Sometimes a request from a customer inspires me to set up a CodeGrade assignment and explore new ways of autograding. In this case I got a request to provide an example of how to do unit testing to autograde a C# assignment. Creating C# assignments in CodeGrade is rather easy, either using mono, or by actually using .NET Core, which is available for Linux and MacOS as well nowadays. The thing is, though, often you don't want students to hand in a complete project, as that makes it harder to focus on the important stuff: the actual files they create. It is much easier and less error prone, especially for basic assignments, if students just hand in the .cs files they have created instead of the whole Visual Studio project.
Now comes the interesting part: using those files, and automatically creating the project structure around them. The reason we want to do this, is so that we can use the .NET tools to test the code and write unit tests using xUnit, one of the most popular unit testing frameworks for C#. The .NET Core framework provides the "dotnet" command to run projects and tests. But, for the "dotnet" command to work it has to be a valid project. In this case, we do not want students to hand in full projects, so we will have to craft the project and insert the tests automatically. This might sound difficult, but it is actually not that hard and quite fast to all set up.
Before we start setting up the CodeGrade assignment straight away, it is usually a good idea to start locally on your own computer. There we can easily figure out how we can create the structure, test if it works, and then port it to CodeGrade when we have a clear and clean idea.
For this particular example, we will be following most of the structure from this excellent guide from Microsoft. In this example, students will create a small program that will check if a number is prime. Following the earlier guideline, students will only hand in the PrimeService.cs file, which is a simple function to determine if a number is a prime. To make sure students only hand in this file, we can use CodeGrade's hand-in instructions. The Microsoft guide walks you through setting up a whole solution, but for our purposes, that's not necessary. The simple structure we would like to create is as follows:

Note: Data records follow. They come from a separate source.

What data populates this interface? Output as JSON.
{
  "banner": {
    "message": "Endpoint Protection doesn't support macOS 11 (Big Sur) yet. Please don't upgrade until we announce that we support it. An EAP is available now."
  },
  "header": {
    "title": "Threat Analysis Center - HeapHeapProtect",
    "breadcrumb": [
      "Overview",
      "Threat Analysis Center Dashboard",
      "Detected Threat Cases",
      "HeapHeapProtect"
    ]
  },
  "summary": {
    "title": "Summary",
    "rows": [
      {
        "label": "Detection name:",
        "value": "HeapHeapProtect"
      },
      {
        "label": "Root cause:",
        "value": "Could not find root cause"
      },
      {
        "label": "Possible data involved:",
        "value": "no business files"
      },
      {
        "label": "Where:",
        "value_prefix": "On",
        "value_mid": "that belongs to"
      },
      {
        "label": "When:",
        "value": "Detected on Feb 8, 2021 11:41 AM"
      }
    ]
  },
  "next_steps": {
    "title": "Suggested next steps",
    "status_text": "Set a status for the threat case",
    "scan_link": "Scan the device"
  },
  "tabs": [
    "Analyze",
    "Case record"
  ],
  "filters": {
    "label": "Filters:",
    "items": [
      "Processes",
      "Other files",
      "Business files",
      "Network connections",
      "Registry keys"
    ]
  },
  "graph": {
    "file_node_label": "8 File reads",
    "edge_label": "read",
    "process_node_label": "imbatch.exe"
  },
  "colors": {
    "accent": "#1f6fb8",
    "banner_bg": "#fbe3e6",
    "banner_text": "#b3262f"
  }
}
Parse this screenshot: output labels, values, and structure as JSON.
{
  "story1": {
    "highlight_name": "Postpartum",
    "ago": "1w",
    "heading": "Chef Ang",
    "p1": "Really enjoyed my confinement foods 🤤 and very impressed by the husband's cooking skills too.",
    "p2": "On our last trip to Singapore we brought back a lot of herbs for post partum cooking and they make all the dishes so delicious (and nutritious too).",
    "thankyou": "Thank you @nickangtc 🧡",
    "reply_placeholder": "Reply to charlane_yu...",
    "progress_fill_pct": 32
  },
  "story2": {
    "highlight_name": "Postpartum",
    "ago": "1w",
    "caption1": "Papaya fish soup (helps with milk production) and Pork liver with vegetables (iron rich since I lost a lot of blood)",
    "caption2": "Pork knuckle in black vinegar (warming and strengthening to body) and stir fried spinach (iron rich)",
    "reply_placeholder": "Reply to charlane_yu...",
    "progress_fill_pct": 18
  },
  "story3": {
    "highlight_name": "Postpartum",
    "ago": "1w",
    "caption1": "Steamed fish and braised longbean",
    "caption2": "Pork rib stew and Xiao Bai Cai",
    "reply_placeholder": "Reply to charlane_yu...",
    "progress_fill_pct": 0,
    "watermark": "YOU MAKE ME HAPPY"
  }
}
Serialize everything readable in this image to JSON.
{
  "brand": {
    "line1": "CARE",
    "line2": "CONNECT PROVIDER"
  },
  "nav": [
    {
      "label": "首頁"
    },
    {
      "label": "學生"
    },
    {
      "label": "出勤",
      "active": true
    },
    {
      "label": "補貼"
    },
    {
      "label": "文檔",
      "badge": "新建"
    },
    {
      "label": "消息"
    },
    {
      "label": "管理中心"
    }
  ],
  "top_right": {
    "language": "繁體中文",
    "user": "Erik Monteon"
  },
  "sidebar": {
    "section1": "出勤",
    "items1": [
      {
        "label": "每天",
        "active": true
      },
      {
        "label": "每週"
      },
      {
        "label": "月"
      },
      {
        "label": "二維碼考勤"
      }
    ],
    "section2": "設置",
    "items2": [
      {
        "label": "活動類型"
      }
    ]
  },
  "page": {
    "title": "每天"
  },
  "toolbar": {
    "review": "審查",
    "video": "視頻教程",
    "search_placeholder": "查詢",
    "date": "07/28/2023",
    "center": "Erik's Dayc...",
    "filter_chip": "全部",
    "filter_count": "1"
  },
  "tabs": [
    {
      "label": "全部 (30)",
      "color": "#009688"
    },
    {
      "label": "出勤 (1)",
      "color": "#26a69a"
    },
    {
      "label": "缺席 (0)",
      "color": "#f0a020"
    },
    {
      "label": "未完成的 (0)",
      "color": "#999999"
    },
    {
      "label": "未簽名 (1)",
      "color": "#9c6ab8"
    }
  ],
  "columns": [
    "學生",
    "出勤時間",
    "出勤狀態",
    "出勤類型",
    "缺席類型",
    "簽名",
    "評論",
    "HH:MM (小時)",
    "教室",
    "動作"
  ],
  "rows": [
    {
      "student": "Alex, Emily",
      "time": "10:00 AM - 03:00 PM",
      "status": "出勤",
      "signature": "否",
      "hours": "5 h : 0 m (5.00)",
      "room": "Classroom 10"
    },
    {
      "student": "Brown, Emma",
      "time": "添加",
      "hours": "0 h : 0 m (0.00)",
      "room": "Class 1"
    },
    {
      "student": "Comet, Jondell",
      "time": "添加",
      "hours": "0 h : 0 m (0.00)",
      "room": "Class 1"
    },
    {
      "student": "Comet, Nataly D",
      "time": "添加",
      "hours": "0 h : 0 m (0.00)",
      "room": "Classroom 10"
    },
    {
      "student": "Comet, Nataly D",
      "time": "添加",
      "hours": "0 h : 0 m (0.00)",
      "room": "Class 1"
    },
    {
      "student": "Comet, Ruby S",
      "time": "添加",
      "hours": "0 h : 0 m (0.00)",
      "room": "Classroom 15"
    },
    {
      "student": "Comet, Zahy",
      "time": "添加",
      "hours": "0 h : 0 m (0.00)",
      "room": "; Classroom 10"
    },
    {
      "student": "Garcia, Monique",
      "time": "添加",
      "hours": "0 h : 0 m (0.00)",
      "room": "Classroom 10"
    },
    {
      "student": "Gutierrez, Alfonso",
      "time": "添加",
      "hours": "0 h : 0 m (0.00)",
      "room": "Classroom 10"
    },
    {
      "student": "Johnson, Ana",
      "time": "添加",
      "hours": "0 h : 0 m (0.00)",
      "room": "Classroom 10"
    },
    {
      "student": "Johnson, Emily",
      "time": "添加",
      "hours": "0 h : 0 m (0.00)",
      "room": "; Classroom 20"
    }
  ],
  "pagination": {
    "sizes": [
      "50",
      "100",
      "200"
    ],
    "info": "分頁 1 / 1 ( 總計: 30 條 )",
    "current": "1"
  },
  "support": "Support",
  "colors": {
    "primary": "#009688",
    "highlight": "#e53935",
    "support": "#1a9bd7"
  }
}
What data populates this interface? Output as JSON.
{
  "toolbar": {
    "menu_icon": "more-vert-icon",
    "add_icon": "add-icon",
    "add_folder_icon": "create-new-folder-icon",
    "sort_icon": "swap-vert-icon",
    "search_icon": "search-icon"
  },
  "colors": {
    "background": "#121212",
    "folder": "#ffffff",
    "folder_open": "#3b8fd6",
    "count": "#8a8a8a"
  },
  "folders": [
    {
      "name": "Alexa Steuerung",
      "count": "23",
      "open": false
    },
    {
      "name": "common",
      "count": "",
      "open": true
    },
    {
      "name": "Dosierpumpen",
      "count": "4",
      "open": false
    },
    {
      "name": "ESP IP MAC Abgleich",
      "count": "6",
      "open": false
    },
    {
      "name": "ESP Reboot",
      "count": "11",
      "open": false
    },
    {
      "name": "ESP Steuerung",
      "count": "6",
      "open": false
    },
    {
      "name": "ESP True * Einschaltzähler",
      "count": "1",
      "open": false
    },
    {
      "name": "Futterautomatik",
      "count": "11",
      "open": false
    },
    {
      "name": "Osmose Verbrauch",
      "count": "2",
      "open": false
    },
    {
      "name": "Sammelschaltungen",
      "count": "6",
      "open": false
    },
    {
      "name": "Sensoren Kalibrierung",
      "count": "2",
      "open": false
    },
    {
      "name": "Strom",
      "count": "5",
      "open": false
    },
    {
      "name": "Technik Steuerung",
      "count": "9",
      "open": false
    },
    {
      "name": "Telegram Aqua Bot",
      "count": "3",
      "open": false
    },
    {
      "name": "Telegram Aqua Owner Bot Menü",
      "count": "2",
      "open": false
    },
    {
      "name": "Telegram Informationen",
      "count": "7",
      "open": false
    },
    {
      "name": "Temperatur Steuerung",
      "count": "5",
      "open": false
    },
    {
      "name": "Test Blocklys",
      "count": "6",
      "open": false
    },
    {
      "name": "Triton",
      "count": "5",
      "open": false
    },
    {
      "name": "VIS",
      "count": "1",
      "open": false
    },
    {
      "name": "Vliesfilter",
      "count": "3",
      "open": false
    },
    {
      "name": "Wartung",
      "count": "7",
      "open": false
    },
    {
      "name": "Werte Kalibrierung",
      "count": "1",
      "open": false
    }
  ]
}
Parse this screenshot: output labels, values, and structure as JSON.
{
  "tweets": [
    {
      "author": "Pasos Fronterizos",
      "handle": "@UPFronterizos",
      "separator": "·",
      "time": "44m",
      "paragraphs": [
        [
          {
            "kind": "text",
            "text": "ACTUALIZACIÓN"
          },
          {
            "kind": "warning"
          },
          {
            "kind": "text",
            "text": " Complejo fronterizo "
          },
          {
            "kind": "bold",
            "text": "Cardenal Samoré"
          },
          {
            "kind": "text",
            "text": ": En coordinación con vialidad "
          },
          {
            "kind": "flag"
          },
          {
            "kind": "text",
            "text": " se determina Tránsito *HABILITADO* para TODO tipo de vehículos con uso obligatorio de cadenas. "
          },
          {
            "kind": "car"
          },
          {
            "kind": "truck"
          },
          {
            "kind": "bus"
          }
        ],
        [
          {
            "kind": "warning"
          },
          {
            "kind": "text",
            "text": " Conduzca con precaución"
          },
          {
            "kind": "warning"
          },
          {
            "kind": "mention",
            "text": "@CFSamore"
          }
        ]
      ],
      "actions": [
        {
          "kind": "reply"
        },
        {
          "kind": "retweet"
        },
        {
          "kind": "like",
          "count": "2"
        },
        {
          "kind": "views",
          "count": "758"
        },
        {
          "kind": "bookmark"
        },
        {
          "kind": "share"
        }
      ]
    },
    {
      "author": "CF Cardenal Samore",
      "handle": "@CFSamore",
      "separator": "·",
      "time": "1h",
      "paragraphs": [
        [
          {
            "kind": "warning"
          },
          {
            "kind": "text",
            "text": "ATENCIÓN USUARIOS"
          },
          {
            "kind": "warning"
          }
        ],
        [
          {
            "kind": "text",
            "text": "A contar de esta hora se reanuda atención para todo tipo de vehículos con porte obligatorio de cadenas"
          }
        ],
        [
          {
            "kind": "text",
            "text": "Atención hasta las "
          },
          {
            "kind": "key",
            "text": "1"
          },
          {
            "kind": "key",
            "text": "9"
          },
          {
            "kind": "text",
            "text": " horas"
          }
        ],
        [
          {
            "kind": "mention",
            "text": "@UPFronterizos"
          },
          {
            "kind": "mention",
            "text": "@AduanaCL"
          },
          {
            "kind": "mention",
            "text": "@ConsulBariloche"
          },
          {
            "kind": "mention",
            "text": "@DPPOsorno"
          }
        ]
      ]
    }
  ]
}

- PrimeService.cs: this is the file that students hand in.
- PrimeService.csproj: this is a fixture we generate and then upload to AutoTest.
- PrimeService_IsPrimeShould.cs: our xUnit tests live here.
- PrimeService.Tests.csproj: this is a fixture we upload.
This gives us the following tasks:
- Generate the .csproj files
- Write the unit tests
- Create a simple script that generates the folder structure.
- Port it to CodeGrade.
Generating the .csproj files
Let's start with the first step, and that's creating the .csproj files. We can just execute some simple dotnet commands to create these:
-!- CODE language-console -!-dotnet new classlib -o PrimeService
This command will create the PrimeService.csproj file (and some other stuff including the directory structure, but we can disregard that).
Write the unit tests
Now let's quickly take a look at the solution file that students will hand in:
-!- CODE language-cs -!-using System;
public class PrimeService
public bool IsPrime(int candidate)
if (candidate < 2)
for (var divisor = 2; divisor <= Math.Sqrt(candidate); divisor++)
if (candidate % divisor == 0)
Then we can start writing some unit tests for this. First, we'll have to create the tests project and link them to the solution:
-!- CODE language-console -!-dotnet new xunit -o PrimeService.Tests
dotnet add ./PrimeService.Tests/PrimeService.Tests.csproj reference ./PrimeService/PrimeService.csproj
Then within this directory, we can create the actual unit test. For this example let's just create one simple test:
-!- CODE language-cs -!-using Xunit;
public class PrimeService_IsPrimeShould
public void IsPrime_InputIs1_ReturnFalse()
var primeService = new PrimeService();
bool result = primeService.IsPrime(1);
Assert.False(result, "1 should not be prime");
We can already test this on our solution locally by simply running the "dotnet test" command.